(Excerpts from an interface dataset)
==========

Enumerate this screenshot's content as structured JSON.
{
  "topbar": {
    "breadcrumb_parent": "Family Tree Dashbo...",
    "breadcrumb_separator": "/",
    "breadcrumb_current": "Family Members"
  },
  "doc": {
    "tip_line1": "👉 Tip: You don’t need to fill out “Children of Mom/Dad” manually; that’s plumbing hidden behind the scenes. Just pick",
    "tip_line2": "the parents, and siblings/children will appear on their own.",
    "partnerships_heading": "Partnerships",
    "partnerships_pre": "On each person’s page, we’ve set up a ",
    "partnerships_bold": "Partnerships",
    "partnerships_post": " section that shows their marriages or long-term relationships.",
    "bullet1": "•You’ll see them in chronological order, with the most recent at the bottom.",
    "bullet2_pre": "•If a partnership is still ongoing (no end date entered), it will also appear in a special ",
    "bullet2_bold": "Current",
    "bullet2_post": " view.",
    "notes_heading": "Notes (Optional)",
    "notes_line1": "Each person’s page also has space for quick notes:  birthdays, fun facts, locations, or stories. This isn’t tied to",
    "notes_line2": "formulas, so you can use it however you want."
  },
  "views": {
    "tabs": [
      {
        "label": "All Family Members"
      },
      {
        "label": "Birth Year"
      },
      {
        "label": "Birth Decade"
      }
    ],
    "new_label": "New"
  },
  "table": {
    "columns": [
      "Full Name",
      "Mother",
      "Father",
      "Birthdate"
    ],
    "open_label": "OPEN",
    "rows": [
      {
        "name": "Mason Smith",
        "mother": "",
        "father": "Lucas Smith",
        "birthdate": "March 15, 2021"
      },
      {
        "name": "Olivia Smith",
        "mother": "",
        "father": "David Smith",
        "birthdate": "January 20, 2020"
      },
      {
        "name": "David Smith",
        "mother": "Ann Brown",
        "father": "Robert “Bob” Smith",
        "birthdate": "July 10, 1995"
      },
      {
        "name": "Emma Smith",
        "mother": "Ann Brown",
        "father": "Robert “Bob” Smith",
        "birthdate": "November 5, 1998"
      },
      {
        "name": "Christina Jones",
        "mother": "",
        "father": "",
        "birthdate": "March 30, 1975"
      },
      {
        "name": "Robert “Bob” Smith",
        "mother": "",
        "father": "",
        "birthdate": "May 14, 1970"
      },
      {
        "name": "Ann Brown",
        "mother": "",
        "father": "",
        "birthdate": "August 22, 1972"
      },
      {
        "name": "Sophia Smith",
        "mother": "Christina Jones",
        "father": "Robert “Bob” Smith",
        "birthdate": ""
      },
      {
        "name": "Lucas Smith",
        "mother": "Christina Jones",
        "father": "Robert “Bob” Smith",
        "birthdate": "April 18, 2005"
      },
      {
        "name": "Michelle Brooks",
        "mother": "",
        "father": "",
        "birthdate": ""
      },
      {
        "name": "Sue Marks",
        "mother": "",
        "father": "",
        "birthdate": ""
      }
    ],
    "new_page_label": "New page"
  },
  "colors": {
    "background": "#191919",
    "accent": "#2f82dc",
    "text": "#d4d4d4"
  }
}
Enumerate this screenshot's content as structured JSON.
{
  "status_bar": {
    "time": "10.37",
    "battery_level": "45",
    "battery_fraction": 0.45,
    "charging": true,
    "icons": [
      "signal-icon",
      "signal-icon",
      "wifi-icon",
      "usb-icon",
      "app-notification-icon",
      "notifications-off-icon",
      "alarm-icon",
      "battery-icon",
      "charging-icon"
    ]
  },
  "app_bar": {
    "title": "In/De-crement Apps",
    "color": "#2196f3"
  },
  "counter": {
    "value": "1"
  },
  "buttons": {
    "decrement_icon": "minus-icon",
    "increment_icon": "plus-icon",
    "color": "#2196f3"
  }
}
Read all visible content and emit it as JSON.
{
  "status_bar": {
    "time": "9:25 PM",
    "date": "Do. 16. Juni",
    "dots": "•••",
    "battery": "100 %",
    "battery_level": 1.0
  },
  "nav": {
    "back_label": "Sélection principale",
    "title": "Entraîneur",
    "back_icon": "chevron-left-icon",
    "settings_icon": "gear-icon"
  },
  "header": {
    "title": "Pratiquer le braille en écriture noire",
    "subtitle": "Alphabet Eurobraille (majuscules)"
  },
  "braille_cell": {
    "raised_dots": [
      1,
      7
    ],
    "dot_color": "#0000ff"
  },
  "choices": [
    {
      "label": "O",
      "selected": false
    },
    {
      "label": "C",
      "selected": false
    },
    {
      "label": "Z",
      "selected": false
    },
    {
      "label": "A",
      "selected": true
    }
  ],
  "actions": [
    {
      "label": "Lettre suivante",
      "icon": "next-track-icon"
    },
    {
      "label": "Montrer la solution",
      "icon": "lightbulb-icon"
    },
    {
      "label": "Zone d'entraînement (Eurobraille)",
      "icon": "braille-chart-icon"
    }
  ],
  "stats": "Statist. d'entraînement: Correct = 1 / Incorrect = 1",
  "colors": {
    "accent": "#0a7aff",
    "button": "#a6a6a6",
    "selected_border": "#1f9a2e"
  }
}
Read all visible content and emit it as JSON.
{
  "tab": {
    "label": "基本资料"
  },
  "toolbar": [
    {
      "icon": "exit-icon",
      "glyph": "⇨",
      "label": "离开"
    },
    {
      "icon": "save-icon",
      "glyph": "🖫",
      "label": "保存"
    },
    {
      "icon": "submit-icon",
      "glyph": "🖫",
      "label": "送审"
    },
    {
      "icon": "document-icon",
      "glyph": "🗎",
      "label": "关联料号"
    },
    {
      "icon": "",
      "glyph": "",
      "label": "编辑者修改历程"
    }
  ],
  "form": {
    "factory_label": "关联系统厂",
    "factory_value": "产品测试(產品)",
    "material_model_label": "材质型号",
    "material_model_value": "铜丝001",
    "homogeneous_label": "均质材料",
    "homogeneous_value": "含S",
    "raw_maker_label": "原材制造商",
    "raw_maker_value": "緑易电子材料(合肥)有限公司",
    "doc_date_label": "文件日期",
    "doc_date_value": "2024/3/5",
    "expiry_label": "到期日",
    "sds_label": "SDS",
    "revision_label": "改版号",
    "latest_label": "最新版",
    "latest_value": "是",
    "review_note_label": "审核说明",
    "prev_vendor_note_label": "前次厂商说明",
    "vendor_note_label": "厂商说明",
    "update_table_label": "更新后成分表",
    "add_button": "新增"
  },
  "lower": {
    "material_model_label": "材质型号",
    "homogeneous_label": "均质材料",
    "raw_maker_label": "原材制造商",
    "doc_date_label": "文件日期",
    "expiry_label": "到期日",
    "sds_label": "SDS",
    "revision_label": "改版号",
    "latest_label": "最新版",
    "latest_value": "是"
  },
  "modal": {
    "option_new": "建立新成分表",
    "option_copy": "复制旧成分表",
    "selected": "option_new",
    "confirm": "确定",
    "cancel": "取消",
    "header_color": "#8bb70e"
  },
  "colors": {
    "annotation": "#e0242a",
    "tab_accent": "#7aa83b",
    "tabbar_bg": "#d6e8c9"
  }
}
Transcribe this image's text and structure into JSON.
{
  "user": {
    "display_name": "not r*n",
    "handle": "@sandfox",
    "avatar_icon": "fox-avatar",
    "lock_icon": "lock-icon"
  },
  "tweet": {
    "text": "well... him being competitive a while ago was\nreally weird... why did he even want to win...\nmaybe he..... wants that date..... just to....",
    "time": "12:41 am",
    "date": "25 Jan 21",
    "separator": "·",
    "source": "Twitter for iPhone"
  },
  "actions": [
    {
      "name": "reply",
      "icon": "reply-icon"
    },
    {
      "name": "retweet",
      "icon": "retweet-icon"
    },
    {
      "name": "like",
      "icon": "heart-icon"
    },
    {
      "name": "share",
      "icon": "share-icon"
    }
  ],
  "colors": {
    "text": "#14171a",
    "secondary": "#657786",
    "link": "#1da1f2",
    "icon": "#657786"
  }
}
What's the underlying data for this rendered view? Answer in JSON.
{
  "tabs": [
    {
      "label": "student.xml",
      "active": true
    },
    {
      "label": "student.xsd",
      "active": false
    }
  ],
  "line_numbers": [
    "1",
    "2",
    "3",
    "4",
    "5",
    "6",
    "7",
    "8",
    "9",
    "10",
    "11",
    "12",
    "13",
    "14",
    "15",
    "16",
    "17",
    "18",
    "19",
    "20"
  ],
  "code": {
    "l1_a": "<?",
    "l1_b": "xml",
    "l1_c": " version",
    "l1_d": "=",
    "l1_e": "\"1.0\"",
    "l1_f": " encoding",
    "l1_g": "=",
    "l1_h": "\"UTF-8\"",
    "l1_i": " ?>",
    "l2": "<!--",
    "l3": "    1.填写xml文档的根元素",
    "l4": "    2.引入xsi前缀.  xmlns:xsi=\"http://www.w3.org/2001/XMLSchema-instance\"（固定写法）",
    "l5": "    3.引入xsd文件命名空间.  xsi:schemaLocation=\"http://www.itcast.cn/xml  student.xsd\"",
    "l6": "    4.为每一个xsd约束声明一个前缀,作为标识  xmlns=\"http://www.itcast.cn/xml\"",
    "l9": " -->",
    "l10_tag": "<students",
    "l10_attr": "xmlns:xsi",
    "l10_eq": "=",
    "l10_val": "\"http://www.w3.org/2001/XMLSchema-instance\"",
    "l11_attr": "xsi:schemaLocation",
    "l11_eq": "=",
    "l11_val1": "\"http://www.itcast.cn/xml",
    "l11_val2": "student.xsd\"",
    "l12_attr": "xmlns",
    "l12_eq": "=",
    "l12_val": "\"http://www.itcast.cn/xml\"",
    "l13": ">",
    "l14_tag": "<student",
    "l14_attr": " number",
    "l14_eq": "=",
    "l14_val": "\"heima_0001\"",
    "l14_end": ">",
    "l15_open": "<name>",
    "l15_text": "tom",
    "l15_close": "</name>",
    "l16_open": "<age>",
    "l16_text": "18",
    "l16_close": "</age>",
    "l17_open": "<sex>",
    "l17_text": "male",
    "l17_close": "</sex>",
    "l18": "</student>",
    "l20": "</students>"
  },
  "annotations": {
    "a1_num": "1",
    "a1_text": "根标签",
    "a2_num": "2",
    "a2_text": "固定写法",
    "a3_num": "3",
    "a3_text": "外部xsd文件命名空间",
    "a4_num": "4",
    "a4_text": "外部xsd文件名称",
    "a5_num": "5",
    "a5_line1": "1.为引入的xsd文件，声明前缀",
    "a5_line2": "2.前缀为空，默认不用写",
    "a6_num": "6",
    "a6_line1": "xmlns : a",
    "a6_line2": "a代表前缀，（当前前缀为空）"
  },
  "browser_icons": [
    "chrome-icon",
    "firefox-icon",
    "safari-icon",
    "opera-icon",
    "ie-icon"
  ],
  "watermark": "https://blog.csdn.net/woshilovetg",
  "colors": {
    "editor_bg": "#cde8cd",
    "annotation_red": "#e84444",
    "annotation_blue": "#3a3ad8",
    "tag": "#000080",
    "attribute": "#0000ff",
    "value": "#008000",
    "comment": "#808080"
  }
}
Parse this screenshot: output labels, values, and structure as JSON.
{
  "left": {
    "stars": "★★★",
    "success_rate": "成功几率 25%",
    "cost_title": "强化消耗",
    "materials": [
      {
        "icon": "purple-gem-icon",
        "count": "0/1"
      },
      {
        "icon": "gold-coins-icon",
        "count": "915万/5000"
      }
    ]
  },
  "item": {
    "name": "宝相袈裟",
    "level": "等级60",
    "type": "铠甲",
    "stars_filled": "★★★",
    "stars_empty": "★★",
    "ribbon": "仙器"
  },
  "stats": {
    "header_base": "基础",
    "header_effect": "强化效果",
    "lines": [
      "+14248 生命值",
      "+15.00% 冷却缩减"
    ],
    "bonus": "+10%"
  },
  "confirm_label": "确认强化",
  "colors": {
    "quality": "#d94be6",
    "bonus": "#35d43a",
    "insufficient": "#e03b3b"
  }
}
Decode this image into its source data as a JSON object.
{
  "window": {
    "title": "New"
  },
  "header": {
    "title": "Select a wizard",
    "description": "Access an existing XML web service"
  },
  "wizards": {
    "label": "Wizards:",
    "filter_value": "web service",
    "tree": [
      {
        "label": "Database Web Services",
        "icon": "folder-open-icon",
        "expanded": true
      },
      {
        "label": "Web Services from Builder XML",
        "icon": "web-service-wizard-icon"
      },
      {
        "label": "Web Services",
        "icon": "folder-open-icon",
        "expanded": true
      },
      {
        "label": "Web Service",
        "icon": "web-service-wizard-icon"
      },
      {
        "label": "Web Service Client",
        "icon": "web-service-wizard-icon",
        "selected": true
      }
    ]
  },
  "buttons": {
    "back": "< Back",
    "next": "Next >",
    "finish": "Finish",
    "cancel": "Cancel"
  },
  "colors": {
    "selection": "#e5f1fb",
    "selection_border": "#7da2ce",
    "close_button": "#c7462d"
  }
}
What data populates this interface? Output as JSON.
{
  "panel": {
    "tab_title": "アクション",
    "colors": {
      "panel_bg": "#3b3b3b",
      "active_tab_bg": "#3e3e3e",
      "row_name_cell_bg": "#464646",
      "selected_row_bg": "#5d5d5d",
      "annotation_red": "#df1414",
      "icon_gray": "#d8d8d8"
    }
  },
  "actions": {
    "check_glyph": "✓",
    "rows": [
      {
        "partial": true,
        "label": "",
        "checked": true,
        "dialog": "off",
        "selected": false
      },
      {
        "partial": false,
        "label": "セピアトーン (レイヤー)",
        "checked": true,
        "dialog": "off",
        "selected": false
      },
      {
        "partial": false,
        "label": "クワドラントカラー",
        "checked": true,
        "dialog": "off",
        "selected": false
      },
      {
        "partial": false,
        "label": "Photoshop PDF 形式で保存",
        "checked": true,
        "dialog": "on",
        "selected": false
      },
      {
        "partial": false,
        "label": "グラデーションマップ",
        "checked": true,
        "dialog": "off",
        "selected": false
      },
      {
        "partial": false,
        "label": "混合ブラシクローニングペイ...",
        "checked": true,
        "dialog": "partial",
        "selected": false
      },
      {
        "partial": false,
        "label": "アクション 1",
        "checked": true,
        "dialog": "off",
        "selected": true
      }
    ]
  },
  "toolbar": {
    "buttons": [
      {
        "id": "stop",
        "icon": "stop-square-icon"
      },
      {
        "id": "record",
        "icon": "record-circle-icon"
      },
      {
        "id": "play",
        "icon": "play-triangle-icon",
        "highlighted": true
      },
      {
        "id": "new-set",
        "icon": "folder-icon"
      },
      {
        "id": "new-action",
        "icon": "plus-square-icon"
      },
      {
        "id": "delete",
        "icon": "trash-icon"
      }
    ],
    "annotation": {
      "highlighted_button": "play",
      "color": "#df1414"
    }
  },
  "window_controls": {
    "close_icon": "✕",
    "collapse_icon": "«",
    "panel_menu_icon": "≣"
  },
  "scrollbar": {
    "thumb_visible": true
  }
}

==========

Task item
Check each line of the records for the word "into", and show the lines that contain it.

Output for this task
Transcribe this image's text and structure into JSON.
Decode this image into its source data as a JSON object.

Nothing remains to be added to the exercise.